The full story on Lochte and company seems to have emerged now. They went to a party, got drunk, had to pee, and went to a gas station (at 6AM), but the bathroom door was locked. One of them broke open the door, and was subsequently accosted by a security guard. The guard and the store owner demanded payment from the four swimmers, and the four swimmers paid up.
That would have been the end of the story (which we would likely never have heard about), except that the 32-year-old Lochte then felt obliged to lie to his mother about what had happened, and concocted a story about how they had been robbed at gunpoint. Lochte's mother then told the press about it, and Lochte ran with the lie. (What sort of 32-year-old needs to lie to his mother about why he's been out late?) And then the other three swimmers felt obliged to support Lochte's tale.
Maybe the worst part of the story was that Lochte claimed that when the men first pulled guns, the other three swimmers immediately got facedown on the ground but that he, knowing he had done nothing wrong, refused. It was only when someone held a gun to his head that he acquiesced. (How brave!)
Even non-swimming fans already had a vague sense of Lochte's personality. But even as a swimming fan, I had very little sense of the other three. I had read a Q and A with Jimmy Feigen on Reddit a week ago, and was surprised at how commonsensical and smart he sounded. My very superficial impression of Jack Conger was that he was reserved and modest. Gunnar Bentz I knew absolutely nothing about.
Lochte has always come across like an amiable dunce -- but not a liar. He had reputation -- unlike Michael Phelps -- for being willing to stick around at meets for hours afterward signing autographs for the kids. (In fairness to Phelps, I've heard that he can't go anywhere without everyone wanting selfies with and autographs from him.)
Lochte's taste in music, which runs to rap, and in clothes, which run to senselessly loud, speak for themselves. But not having a high IQ is not a crime. Until this incident, Lochte's worst sin had been to be 32-going-on-15.
The problem is, most 15-year-olds have no sense of the larger picture. And the eternal teenager has now set off an international incident, something he never intended. It's going to be made worse because there is no group of people more sensitive about their national reputation than Brazilians, as I wrote about here and here. All Brazilians will take Lochte's lie as a personal slight.
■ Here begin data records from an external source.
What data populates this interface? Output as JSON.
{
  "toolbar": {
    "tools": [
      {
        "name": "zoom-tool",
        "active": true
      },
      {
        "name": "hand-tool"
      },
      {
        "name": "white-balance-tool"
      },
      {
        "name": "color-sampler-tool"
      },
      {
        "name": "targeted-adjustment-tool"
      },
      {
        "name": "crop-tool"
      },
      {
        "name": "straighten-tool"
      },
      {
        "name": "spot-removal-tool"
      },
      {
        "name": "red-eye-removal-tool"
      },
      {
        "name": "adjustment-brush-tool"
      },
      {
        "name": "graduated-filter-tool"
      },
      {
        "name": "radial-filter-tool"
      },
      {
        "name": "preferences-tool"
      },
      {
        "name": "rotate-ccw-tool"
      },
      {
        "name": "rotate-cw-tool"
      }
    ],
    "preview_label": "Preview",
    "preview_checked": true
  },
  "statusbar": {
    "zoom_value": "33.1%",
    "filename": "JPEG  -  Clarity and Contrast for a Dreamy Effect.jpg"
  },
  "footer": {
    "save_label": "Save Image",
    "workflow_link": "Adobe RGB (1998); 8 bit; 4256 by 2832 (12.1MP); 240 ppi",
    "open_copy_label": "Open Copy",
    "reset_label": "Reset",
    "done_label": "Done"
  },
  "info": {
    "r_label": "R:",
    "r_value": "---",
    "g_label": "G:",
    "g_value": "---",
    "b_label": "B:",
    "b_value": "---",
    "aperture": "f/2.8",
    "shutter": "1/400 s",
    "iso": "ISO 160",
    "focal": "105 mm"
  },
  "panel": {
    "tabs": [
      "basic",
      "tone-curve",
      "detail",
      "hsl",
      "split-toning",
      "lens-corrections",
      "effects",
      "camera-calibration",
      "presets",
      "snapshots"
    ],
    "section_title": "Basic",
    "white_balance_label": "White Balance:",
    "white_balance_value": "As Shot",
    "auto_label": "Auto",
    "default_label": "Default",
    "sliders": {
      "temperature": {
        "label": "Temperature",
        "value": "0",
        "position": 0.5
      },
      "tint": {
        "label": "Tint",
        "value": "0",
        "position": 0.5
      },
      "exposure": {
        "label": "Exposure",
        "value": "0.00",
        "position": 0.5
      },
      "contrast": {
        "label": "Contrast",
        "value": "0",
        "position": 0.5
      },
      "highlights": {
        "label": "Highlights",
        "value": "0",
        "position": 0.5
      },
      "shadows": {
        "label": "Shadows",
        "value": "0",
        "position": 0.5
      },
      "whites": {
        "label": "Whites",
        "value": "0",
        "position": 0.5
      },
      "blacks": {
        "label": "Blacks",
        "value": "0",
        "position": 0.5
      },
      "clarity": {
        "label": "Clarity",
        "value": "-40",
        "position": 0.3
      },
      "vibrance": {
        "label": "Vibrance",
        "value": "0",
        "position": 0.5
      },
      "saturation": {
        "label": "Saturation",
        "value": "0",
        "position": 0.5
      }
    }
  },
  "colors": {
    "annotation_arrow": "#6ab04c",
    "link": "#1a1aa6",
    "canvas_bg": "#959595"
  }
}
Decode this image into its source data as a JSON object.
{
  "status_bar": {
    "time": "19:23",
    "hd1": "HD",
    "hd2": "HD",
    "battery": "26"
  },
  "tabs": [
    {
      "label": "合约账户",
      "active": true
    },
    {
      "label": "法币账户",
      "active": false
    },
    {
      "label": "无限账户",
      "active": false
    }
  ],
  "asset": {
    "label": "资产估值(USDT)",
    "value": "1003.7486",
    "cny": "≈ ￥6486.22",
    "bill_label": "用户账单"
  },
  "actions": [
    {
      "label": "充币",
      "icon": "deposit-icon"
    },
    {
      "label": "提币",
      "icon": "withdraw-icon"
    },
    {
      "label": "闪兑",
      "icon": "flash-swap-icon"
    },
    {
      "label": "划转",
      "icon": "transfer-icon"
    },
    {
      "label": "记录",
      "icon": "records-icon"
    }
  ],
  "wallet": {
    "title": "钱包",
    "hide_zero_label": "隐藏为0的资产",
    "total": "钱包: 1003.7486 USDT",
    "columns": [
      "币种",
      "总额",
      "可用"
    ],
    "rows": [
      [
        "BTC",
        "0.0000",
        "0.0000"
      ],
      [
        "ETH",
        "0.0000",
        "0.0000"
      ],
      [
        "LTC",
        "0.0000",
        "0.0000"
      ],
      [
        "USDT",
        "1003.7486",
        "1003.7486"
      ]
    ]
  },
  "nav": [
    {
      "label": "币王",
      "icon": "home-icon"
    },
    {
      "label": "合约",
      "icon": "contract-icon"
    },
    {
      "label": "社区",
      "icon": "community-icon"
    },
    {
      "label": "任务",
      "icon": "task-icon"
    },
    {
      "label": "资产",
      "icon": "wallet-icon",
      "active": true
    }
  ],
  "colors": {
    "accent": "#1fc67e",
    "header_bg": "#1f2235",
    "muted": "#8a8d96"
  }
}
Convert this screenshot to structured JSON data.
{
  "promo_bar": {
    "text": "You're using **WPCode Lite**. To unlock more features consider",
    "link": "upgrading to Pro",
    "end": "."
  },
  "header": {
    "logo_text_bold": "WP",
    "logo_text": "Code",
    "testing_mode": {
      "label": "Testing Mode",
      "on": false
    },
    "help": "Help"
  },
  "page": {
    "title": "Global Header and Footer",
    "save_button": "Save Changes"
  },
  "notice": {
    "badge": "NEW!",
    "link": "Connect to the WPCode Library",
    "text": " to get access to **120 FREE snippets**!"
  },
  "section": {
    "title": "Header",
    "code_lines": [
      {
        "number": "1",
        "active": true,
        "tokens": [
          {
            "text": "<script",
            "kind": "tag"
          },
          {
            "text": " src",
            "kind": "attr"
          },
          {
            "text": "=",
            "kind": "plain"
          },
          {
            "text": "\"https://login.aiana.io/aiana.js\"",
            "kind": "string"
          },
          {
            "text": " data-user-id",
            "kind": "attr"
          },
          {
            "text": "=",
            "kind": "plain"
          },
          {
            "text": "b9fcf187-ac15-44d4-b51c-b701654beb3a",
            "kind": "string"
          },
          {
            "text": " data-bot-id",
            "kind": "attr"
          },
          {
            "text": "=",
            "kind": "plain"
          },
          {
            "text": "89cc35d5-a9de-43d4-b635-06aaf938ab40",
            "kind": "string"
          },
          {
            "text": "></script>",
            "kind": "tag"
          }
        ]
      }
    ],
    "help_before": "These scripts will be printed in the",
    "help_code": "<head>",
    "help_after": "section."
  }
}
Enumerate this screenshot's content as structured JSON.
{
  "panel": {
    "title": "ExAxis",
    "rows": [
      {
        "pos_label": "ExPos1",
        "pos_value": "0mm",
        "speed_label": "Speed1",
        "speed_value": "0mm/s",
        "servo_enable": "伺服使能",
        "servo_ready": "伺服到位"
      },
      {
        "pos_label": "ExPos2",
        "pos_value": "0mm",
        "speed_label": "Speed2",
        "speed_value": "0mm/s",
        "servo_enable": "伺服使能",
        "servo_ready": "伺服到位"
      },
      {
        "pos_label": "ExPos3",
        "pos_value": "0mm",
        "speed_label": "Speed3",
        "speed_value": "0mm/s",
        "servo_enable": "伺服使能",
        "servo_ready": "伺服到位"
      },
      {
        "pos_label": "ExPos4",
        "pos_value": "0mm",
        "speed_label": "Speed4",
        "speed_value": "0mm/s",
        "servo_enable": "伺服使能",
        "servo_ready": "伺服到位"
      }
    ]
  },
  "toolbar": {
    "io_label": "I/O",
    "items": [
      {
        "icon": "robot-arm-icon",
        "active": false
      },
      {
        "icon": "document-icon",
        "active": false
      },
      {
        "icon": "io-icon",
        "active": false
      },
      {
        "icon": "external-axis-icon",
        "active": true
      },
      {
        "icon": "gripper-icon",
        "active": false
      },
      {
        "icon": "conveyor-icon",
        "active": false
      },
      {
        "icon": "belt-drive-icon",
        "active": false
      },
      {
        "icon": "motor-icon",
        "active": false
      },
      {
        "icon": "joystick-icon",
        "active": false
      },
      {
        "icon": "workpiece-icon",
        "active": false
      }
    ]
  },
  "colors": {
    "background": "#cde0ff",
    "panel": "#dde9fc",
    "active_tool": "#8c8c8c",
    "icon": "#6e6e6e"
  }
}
From now on when Lochte, Feigen, Conger, and Bentz compete internationally, the Brazilian contingent will undoubtedly boo them.
The four swimmers were simply in search of a fun night, not thinking of themselves as four ambassadors of goodwill from the USA, which as Olympic athletes they effectively were. They're certainly going to need all of their diplomatic skills now. They'd better get on their knees now and bow and scrape and then bow even deeper.
You have to feel a little bad for Conger and Bentz, both of whom just went along with what the older superstar wanted. Their choice was either to publicly call Lochte a liar, or back him up. They went with team loyalty, misguided as it might have been this case, and they will pay the price for that for a long time. (Feigen, 26, I'm less sure about.)
As for Lochte, he'll be remembered for the lie which didn't have to be told, which he told anyway.